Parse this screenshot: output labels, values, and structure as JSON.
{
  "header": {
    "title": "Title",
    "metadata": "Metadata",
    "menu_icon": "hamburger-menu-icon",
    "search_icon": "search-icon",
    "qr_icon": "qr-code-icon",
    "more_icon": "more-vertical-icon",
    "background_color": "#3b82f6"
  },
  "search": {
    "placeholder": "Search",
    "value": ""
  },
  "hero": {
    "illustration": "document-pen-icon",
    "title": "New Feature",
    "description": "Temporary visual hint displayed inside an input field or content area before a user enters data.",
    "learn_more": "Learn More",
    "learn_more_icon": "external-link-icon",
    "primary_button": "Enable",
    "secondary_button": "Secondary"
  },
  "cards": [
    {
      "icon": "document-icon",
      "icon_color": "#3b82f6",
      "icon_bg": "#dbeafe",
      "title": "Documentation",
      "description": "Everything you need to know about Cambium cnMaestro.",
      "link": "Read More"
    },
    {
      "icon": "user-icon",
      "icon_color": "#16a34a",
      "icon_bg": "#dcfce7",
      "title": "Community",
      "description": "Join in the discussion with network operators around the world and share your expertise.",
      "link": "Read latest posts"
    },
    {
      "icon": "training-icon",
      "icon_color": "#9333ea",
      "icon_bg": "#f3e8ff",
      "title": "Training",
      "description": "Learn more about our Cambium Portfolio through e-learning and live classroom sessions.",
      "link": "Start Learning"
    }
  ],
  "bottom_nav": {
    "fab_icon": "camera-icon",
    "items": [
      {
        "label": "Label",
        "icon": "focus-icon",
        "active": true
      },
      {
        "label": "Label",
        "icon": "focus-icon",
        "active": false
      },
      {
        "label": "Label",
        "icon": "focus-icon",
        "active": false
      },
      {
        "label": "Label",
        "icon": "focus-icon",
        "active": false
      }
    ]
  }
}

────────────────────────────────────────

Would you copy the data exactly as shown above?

◆ **Output for this task**:
Parse this screenshot: output labels, values, and structure as JSON.
{
  "header": {
    "title": "Title",
    "metadata": "Metadata",
    "menu_icon": "hamburger-menu-icon",
    "search_icon": "search-icon",
    "qr_icon": "qr-code-icon",
    "more_icon": "more-vertical-icon",
    "background_color": "#3b82f6"
  },
  "search": {
    "placeholder": "Search",
    "value": ""
  },
  "hero": {
    "illustration": "document-pen-icon",
    "title": "New Feature",
    "description": "Temporary visual hint displayed inside an input field or content area before a user enters data.",
    "learn_more": "Learn More",
    "learn_more_icon": "external-link-icon",
    "primary_button": "Enable",
    "secondary_button": "Secondary"
  },
  "cards": [
    {
      "icon": "document-icon",
      "icon_color": "#3b82f6",
      "icon_bg": "#dbeafe",
      "title": "Documentation",
      "description": "Everything you need to know about Cambium cnMaestro.",
      "link": "Read More"
    },
    {
      "icon": "user-icon",
      "icon_color": "#16a34a",
      "icon_bg": "#dcfce7",
      "title": "Community",
      "description": "Join in the discussion with network operators around the world and share your expertise.",
      "link": "Read latest posts"
    },
    {
      "icon": "training-icon",
      "icon_color": "#9333ea",
      "icon_bg": "#f3e8ff",
      "title": "Training",
      "description": "Learn more about our Cambium Portfolio through e-learning and live classroom sessions.",
      "link": "Start Learning"
    }
  ],
  "bottom_nav": {
    "fab_icon": "camera-icon",
    "items": [
      {
        "label": "Label",
        "icon": "focus-icon",
        "active": true
      },
      {
        "label": "Label",
        "icon": "focus-icon",
        "active": false
      },
      {
        "label": "Label",
        "icon": "focus-icon",
        "active": false
      },
      {
        "label": "Label",
        "icon": "focus-icon",
        "active": false
      }
    ]
  }
}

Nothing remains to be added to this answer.